### Problem description:
Copy out each line of the listing below in which the string "clusterB" occurs.
*** Begin section ***
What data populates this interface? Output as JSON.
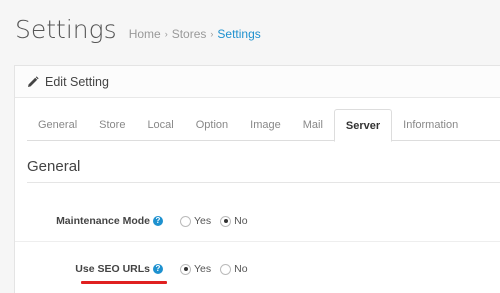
{
  "header": {
    "title": "Settings",
    "breadcrumb": [
      "Home",
      "Stores",
      "Settings"
    ]
  },
  "panel": {
    "heading": "Edit Setting"
  },
  "tabs": [
    {
      "label": "General",
      "active": false
    },
    {
      "label": "Store",
      "active": false
    },
    {
      "label": "Local",
      "active": false
    },
    {
      "label": "Option",
      "active": false
    },
    {
      "label": "Image",
      "active": false
    },
    {
      "label": "Mail",
      "active": false
    },
    {
      "label": "Server",
      "active": true
    },
    {
      "label": "Information",
      "active": false
    }
  ],
  "section": {
    "title": "General"
  },
  "fields": {
    "maintenance_mode": {
      "label": "Maintenance Mode",
      "options": [
        "Yes",
        "No"
      ],
      "selected": "No"
    },
    "use_seo_urls": {
      "label": "Use SEO URLs",
      "options": [
        "Yes",
        "No"
      ],
      "selected": "Yes"
    }
  },
  "help_glyph": "?",
  "colors": {
    "accent": "#1e91cf",
    "highlight": "#e02020"
  }
}
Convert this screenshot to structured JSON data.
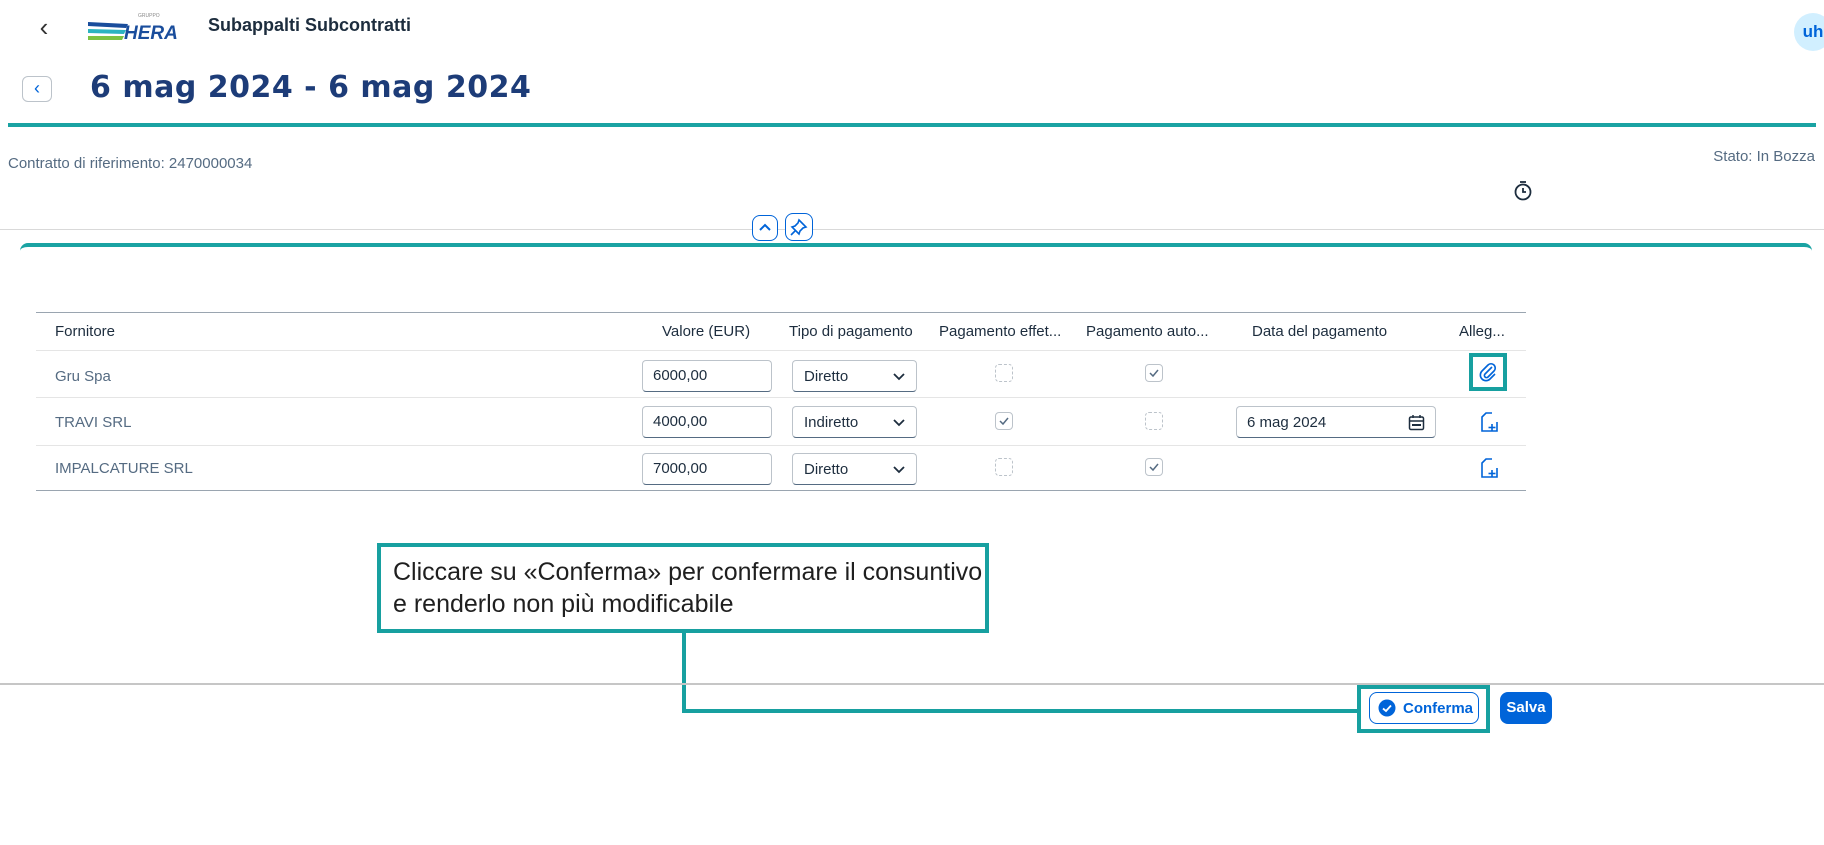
{
  "shell": {
    "app_title": "Subappalti Subcontratti",
    "avatar_initials": "uh",
    "logo_text": "HERA",
    "logo_group": "GRUPPO"
  },
  "header": {
    "title": "6 mag 2024 - 6 mag 2024",
    "contract_label": "Contratto di riferimento: 2470000034",
    "status_label": "Stato: In Bozza"
  },
  "table": {
    "columns": [
      "Fornitore",
      "Valore (EUR)",
      "Tipo di pagamento",
      "Pagamento effet...",
      "Pagamento auto...",
      "Data del pagamento",
      "Alleg..."
    ],
    "rows": [
      {
        "fornitore": "Gru Spa",
        "valore": "6000,00",
        "tipo": "Diretto",
        "effettivo": false,
        "automatico": true,
        "data": "",
        "allegato": "paperclip-icon"
      },
      {
        "fornitore": "TRAVI SRL",
        "valore": "4000,00",
        "tipo": "Indiretto",
        "effettivo": true,
        "automatico": false,
        "data": "6 mag 2024",
        "allegato": "add-attachment-icon"
      },
      {
        "fornitore": "IMPALCATURE SRL",
        "valore": "7000,00",
        "tipo": "Diretto",
        "effettivo": false,
        "automatico": true,
        "data": "",
        "allegato": "add-attachment-icon"
      }
    ]
  },
  "callout": {
    "text": "Cliccare su «Conferma» per confermare il consuntivo e renderlo non più modificabile"
  },
  "footer": {
    "confirm_label": "Conferma",
    "save_label": "Salva"
  },
  "colors": {
    "accent": "#0064d9",
    "highlight": "#17a0a0",
    "title": "#1d3c78"
  }
}
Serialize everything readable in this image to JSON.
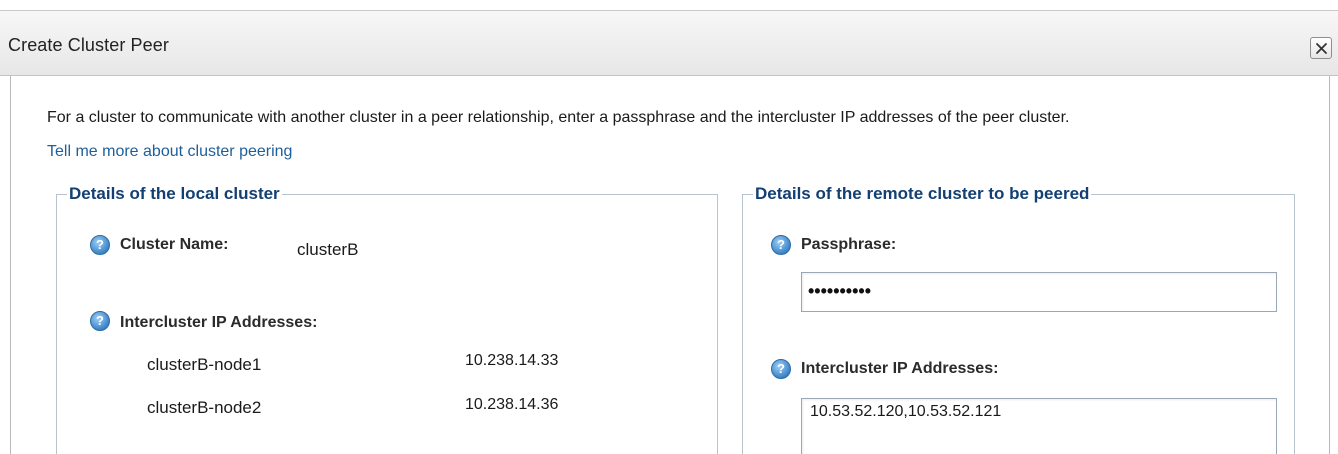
{
  "dialog": {
    "title": "Create Cluster Peer",
    "close_icon": "close-icon"
  },
  "intro": {
    "text": "For a cluster to communicate with another cluster in a peer relationship, enter a passphrase and the intercluster IP addresses of the peer cluster.",
    "link": "Tell me more about cluster peering"
  },
  "local": {
    "legend": "Details of the local cluster",
    "cluster_name_label": "Cluster Name:",
    "cluster_name_value": "clusterB",
    "ip_label": "Intercluster IP Addresses:",
    "nodes": [
      {
        "name": "clusterB-node1",
        "ip": "10.238.14.33"
      },
      {
        "name": "clusterB-node2",
        "ip": "10.238.14.36"
      }
    ]
  },
  "remote": {
    "legend": "Details of the remote cluster to be peered",
    "passphrase_label": "Passphrase:",
    "passphrase_value": "••••••••••",
    "ip_label": "Intercluster IP Addresses:",
    "ip_value": "10.53.52.120,10.53.52.121"
  },
  "help_icon_glyph": "?",
  "colors": {
    "legend": "#133f73",
    "link": "#1d5f9a",
    "help_icon": "#3c84c8"
  }
}
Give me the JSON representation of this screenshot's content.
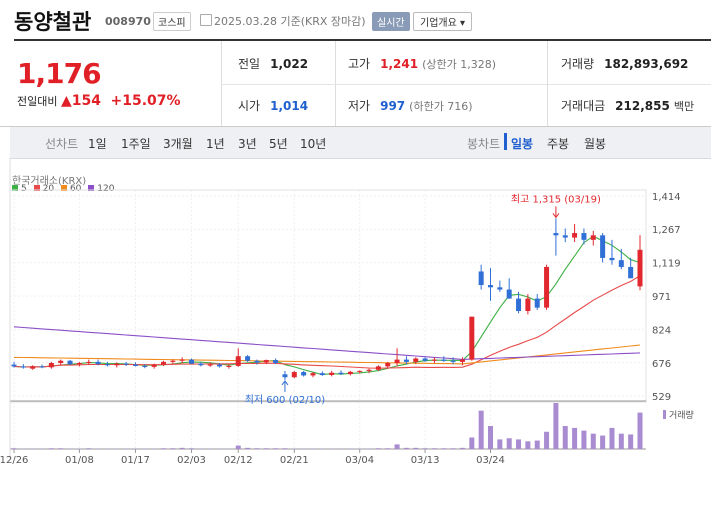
{
  "header": {
    "name": "동양철관",
    "code": "008970",
    "market": "코스피",
    "date": "2025.03.28 기준(KRX 장마감)",
    "realtime": "실시간",
    "corp_info": "기업개요 ▾"
  },
  "summary": {
    "price": "1,176",
    "change_label": "전일대비",
    "change": "154",
    "change_pct": "+15.07%",
    "prev_label": "전일",
    "prev": "1,022",
    "open_label": "시가",
    "open": "1,014",
    "high_label": "고가",
    "high": "1,241",
    "upper_limit": "(상한가 1,328)",
    "low_label": "저가",
    "low": "997",
    "lower_limit": "(하한가 716)",
    "volume_label": "거래량",
    "volume": "182,893,692",
    "amount_label": "거래대금",
    "amount": "212,855",
    "amount_unit": "백만"
  },
  "toolbar": {
    "line_label": "선차트",
    "periods": [
      "1일",
      "1주일",
      "3개월",
      "1년",
      "3년",
      "5년",
      "10년"
    ],
    "candle_label": "봉차트",
    "candle_types": [
      "일봉",
      "주봉",
      "월봉"
    ],
    "selected_candle": "일봉"
  },
  "chart_data": {
    "type": "candlestick",
    "source": "한국거래소(KRX)",
    "ma_legend": [
      {
        "name": "5",
        "color": "#3cb043"
      },
      {
        "name": "20",
        "color": "#e84a4a"
      },
      {
        "name": "60",
        "color": "#f08c1e"
      },
      {
        "name": "120",
        "color": "#8b4fc9"
      }
    ],
    "y_ticks": [
      1414,
      1267,
      1119,
      971,
      824,
      676,
      529
    ],
    "ylim": [
      529,
      1414
    ],
    "x_ticks": [
      "12/26",
      "01/08",
      "01/17",
      "02/03",
      "02/12",
      "02/21",
      "03/04",
      "03/13",
      "03/24"
    ],
    "high_annotation": "최고 1,315 (03/19)",
    "low_annotation": "최저 600 (02/10)",
    "volume_label": "거래량",
    "candles": [
      [
        668,
        680,
        655,
        660
      ],
      [
        660,
        670,
        650,
        655
      ],
      [
        650,
        665,
        645,
        660
      ],
      [
        660,
        668,
        652,
        656
      ],
      [
        656,
        680,
        650,
        675
      ],
      [
        675,
        690,
        665,
        685
      ],
      [
        685,
        688,
        665,
        670
      ],
      [
        670,
        680,
        660,
        675
      ],
      [
        675,
        690,
        668,
        680
      ],
      [
        680,
        690,
        665,
        670
      ],
      [
        670,
        680,
        660,
        665
      ],
      [
        665,
        678,
        655,
        672
      ],
      [
        672,
        680,
        662,
        668
      ],
      [
        668,
        678,
        660,
        662
      ],
      [
        662,
        670,
        652,
        658
      ],
      [
        658,
        672,
        650,
        668
      ],
      [
        668,
        685,
        662,
        680
      ],
      [
        680,
        690,
        670,
        685
      ],
      [
        685,
        700,
        675,
        690
      ],
      [
        690,
        695,
        670,
        672
      ],
      [
        672,
        680,
        660,
        665
      ],
      [
        665,
        678,
        658,
        668
      ],
      [
        668,
        675,
        655,
        660
      ],
      [
        660,
        670,
        650,
        662
      ],
      [
        662,
        740,
        658,
        705
      ],
      [
        705,
        710,
        680,
        685
      ],
      [
        685,
        690,
        668,
        678
      ],
      [
        678,
        690,
        670,
        688
      ],
      [
        688,
        695,
        670,
        675
      ],
      [
        625,
        640,
        600,
        612
      ],
      [
        612,
        640,
        608,
        635
      ],
      [
        635,
        640,
        615,
        620
      ],
      [
        620,
        635,
        612,
        630
      ],
      [
        630,
        638,
        618,
        622
      ],
      [
        622,
        640,
        616,
        632
      ],
      [
        632,
        642,
        622,
        626
      ],
      [
        626,
        640,
        620,
        636
      ],
      [
        636,
        642,
        628,
        640
      ],
      [
        640,
        650,
        630,
        645
      ],
      [
        645,
        665,
        640,
        660
      ],
      [
        660,
        680,
        650,
        675
      ],
      [
        675,
        740,
        660,
        690
      ],
      [
        690,
        705,
        670,
        680
      ],
      [
        680,
        700,
        670,
        695
      ],
      [
        695,
        700,
        680,
        685
      ],
      [
        685,
        700,
        675,
        690
      ],
      [
        690,
        705,
        680,
        685
      ],
      [
        685,
        700,
        670,
        680
      ],
      [
        680,
        700,
        665,
        690
      ],
      [
        690,
        880,
        685,
        880
      ],
      [
        1080,
        1110,
        1000,
        1020
      ],
      [
        1020,
        1095,
        950,
        1010
      ],
      [
        1010,
        1040,
        990,
        1000
      ],
      [
        1000,
        1050,
        960,
        960
      ],
      [
        960,
        990,
        895,
        905
      ],
      [
        905,
        980,
        890,
        960
      ],
      [
        960,
        980,
        910,
        920
      ],
      [
        920,
        1110,
        910,
        1100
      ],
      [
        1250,
        1315,
        1150,
        1240
      ],
      [
        1240,
        1270,
        1210,
        1230
      ],
      [
        1230,
        1290,
        1210,
        1250
      ],
      [
        1250,
        1270,
        1200,
        1220
      ],
      [
        1220,
        1260,
        1195,
        1240
      ],
      [
        1240,
        1250,
        1120,
        1140
      ],
      [
        1140,
        1220,
        1110,
        1130
      ],
      [
        1130,
        1180,
        1090,
        1100
      ],
      [
        1100,
        1140,
        1050,
        1050
      ],
      [
        1014,
        1241,
        997,
        1176
      ]
    ],
    "volumes": [
      2,
      1,
      1,
      1,
      2,
      2,
      1,
      1,
      2,
      1,
      1,
      1,
      1,
      1,
      1,
      1,
      2,
      2,
      3,
      2,
      1,
      1,
      1,
      1,
      9,
      3,
      2,
      2,
      2,
      2,
      1,
      1,
      1,
      1,
      1,
      1,
      1,
      1,
      1,
      2,
      2,
      12,
      3,
      3,
      2,
      2,
      2,
      2,
      3,
      30,
      100,
      60,
      25,
      28,
      25,
      20,
      22,
      45,
      120,
      60,
      55,
      48,
      40,
      35,
      55,
      40,
      38,
      95
    ]
  }
}
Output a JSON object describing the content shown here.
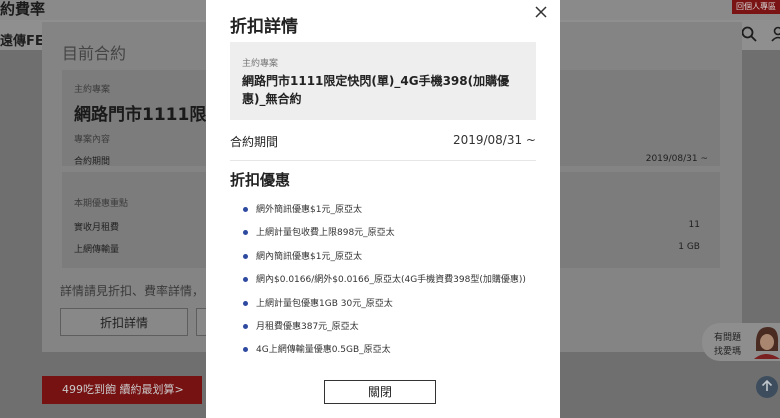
{
  "background": {
    "page_title": "約費率",
    "member_button": "回個人專區",
    "logo": "遠傳FE",
    "card_heading": "目前合約",
    "plan_label": "主約專案",
    "plan_name_truncated": "網路門市1111限定",
    "content_label": "專案內容",
    "period_label": "合約期間",
    "period_value": "2019/08/31 ~",
    "highlights_label": "本期優惠重點",
    "rent_label": "實收月租費",
    "rent_value": "11",
    "data_label": "上網傳輸量",
    "data_value": "1 GB",
    "note": "詳情請見折扣、費率詳情，",
    "discount_button": "折扣詳情",
    "promo_banner": "499吃到飽 續約最划算>",
    "chat_line1": "有問題",
    "chat_line2": "找愛瑪"
  },
  "modal": {
    "title": "折扣詳情",
    "plan_label": "主約專案",
    "plan_name": "網路門市1111限定快閃(單)_4G手機398(加購優惠)_無合約",
    "period_label": "合約期間",
    "period_value": "2019/08/31 ~",
    "discount_heading": "折扣優惠",
    "discounts": [
      "網外簡訊優惠$1元_原亞太",
      "上網計量包收費上限898元_原亞太",
      "網內簡訊優惠$1元_原亞太",
      "網內$0.0166/網外$0.0166_原亞太(4G手機資費398型(加購優惠))",
      "上網計量包優惠1GB 30元_原亞太",
      "月租費優惠387元_原亞太",
      "4G上網傳輸量優惠0.5GB_原亞太"
    ],
    "close_button": "關閉"
  },
  "colors": {
    "overlay": "#6f6f6f",
    "modal_bg": "#ffffff",
    "bullet": "#2e4aa0",
    "promo_red": "#771212"
  }
}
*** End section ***
### Written answer:
    "cluster_name_value": "clusterB",
        "name": "clusterB-node1",
        "name": "clusterB-node2",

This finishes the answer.